**PROVIDED RECORDS**
- - -
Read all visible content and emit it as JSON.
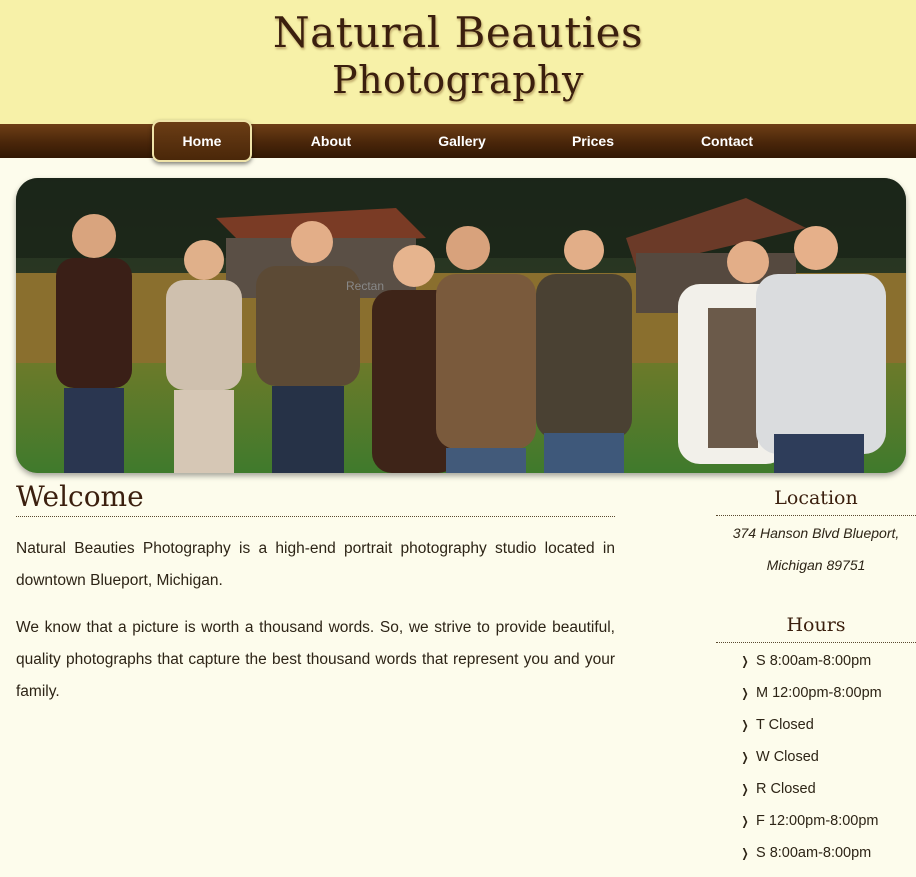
{
  "header": {
    "title_line1": "Natural Beauties",
    "title_line2": "Photography"
  },
  "nav": {
    "items": [
      {
        "label": "Home",
        "active": true
      },
      {
        "label": "About",
        "active": false
      },
      {
        "label": "Gallery",
        "active": false
      },
      {
        "label": "Prices",
        "active": false
      },
      {
        "label": "Contact",
        "active": false
      }
    ]
  },
  "hero": {
    "image_alt": "Family portrait in front of a barn",
    "overlay_text": "Rectan"
  },
  "main": {
    "heading": "Welcome",
    "paragraphs": [
      "Natural Beauties Photography is a high-end portrait photography studio located in downtown Blueport, Michigan.",
      "We know that a picture is worth a thousand words. So, we strive to provide beautiful, quality photographs that capture the best thousand words that represent you and your family."
    ]
  },
  "sidebar": {
    "location_heading": "Location",
    "address_line1": "374 Hanson Blvd Blueport,",
    "address_line2": "Michigan 89751",
    "hours_heading": "Hours",
    "hours": [
      "S 8:00am-8:00pm",
      "M 12:00pm-8:00pm",
      "T Closed",
      "W Closed",
      "R Closed",
      "F 12:00pm-8:00pm",
      "S 8:00am-8:00pm"
    ]
  },
  "colors": {
    "header_bg": "#f7f1a8",
    "nav_brown": "#4a260a",
    "page_bg": "#fdfcec",
    "title_brown": "#3b1f0e"
  }
}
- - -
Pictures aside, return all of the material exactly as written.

**WRITTEN ANSWER**
Read all visible content and emit it as JSON.
{
  "header": {
    "title_line1": "Natural Beauties",
    "title_line2": "Photography"
  },
  "nav": {
    "items": [
      {
        "label": "Home",
        "active": true
      },
      {
        "label": "About",
        "active": false
      },
      {
        "label": "Gallery",
        "active": false
      },
      {
        "label": "Prices",
        "active": false
      },
      {
        "label": "Contact",
        "active": false
      }
    ]
  },
  "hero": {
    "image_alt": "Family portrait in front of a barn",
    "overlay_text": "Rectan"
  },
  "main": {
    "heading": "Welcome",
    "paragraphs": [
      "Natural Beauties Photography is a high-end portrait photography studio located in downtown Blueport, Michigan.",
      "We know that a picture is worth a thousand words. So, we strive to provide beautiful, quality photographs that capture the best thousand words that represent you and your family."
    ]
  },
  "sidebar": {
    "location_heading": "Location",
    "address_line1": "374 Hanson Blvd Blueport,",
    "address_line2": "Michigan 89751",
    "hours_heading": "Hours",
    "hours": [
      "S 8:00am-8:00pm",
      "M 12:00pm-8:00pm",
      "T Closed",
      "W Closed",
      "R Closed",
      "F 12:00pm-8:00pm",
      "S 8:00am-8:00pm"
    ]
  },
  "colors": {
    "header_bg": "#f7f1a8",
    "nav_brown": "#4a260a",
    "page_bg": "#fdfcec",
    "title_brown": "#3b1f0e"
  }
}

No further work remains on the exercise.